Recent major pollution incidents in the South West show just how vulnerable and fragile our river systems really are, says the Devon Wildlife Trust (DWT).
The Torridge River Restoration Project
The wildlife charity, which is currently embarking on a £700,000 project (the Torridge River Restoration Project) to help farmers clean up the River Torridge and help its wildlife, has expressed alarm over the recent pollution, and says that this is only one of many threats to the wildlife in our rivers.
Lisa Schneidau, DWT’s Northern Devon Nature Improvement Area Manager, said:
“During August 2019 we have already seen a serious pollution incident of the River Mole (a tributary of the Taw in North Devon) with the death of 10,000 fish; and thousands more fish have been killed from an unidentified substance in the River Sheppey in Somerset.”
“These large pollution incidents are happening against a backdrop of many smaller ‘diffuse’ pollution incidents from day-to-day farming practice, such as the loss of soil from maize growing, and run-off from fertilised fields draining into our watercourses.”
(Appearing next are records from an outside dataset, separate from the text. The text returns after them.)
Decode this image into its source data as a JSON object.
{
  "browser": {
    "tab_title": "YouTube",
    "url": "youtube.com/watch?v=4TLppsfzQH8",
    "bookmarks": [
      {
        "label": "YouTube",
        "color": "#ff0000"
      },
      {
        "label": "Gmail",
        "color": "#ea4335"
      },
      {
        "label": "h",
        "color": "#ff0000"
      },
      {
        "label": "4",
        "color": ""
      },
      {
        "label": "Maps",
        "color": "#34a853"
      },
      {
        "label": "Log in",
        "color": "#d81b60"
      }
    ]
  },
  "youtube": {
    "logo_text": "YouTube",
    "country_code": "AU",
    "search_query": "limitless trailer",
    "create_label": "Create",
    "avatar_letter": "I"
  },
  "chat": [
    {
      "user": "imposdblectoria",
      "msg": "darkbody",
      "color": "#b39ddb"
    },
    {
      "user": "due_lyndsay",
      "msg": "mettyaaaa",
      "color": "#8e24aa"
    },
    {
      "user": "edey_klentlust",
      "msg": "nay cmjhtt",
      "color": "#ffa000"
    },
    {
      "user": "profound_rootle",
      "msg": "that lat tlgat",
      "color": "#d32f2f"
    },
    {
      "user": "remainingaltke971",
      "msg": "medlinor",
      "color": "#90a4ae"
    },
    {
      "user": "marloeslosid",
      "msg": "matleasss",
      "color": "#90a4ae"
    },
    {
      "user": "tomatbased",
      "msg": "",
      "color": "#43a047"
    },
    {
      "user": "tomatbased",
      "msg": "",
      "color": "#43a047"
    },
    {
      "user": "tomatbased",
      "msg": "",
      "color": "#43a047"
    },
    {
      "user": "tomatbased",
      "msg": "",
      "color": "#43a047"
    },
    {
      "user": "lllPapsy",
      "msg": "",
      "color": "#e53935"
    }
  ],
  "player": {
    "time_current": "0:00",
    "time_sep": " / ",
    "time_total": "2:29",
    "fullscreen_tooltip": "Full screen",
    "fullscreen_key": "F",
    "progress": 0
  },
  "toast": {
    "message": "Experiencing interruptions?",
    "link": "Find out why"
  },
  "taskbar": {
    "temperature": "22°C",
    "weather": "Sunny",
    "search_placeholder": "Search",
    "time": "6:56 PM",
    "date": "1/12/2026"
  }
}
Pollution kills river wildlife including fish and invertebrates, and it can take many years for a river to recover, if it can recover at all. Rivers across the country also suffer from invasion by non-native species including Himalayan balsam, which compounds the diffuse pollution problem. North Devon’s rivers, including the River Taw and the River Torridge of Tarka the Otter fame, are currently failing to meet ecological standards under the EU Water Framework Directives, notably because of phosphate pollution from farming.